Task description
Scan the lines below and report each one containing "emoji" by copying it.

Given data START

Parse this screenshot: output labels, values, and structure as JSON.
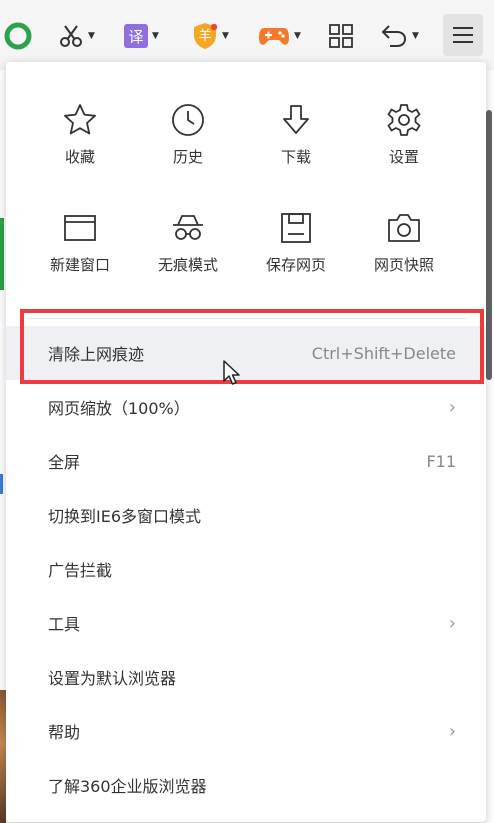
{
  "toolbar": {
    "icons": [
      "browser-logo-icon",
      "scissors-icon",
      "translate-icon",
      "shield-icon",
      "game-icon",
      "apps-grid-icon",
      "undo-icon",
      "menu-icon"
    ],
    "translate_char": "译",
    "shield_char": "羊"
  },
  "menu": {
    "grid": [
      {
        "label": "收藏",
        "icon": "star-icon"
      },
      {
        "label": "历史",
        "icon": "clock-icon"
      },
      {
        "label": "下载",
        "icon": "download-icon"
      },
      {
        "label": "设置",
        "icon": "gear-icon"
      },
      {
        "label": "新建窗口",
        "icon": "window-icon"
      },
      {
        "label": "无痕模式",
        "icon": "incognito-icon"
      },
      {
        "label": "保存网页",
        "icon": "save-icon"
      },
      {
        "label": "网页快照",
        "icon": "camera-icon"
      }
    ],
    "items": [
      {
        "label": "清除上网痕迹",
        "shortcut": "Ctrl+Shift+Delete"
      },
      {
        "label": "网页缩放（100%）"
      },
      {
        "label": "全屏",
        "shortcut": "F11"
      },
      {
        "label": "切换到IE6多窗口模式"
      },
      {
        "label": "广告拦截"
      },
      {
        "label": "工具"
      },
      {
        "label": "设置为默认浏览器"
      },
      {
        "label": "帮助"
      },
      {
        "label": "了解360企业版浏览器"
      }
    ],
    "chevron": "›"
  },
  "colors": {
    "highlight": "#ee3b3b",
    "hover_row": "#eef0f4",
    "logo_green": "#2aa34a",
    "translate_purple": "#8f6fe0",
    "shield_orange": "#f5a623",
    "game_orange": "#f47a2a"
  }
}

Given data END
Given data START

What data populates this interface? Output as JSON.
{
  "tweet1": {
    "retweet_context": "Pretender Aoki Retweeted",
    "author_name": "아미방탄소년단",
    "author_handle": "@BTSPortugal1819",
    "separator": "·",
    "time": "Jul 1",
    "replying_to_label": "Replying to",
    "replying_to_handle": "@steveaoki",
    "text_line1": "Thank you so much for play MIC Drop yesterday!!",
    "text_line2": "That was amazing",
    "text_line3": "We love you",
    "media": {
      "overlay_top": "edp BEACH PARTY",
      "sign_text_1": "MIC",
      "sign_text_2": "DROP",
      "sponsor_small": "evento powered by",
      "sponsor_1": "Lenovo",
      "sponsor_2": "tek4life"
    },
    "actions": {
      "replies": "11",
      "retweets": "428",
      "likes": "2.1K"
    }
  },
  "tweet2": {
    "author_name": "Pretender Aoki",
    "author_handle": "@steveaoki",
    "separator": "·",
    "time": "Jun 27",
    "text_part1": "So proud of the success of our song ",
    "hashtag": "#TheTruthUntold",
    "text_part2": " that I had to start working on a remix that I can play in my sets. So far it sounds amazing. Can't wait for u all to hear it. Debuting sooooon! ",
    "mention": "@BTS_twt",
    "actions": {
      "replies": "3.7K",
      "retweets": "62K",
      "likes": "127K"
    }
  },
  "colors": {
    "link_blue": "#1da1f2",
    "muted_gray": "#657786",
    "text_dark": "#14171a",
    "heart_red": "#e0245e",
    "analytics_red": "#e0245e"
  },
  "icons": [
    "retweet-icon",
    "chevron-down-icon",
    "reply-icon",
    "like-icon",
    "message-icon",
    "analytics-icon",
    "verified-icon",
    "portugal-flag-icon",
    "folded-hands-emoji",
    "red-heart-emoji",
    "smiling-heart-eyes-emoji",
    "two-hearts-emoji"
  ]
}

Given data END

Response to this task
    "folded-hands-emoji",
    "red-heart-emoji",
    "smiling-heart-eyes-emoji",
    "two-hearts-emoji"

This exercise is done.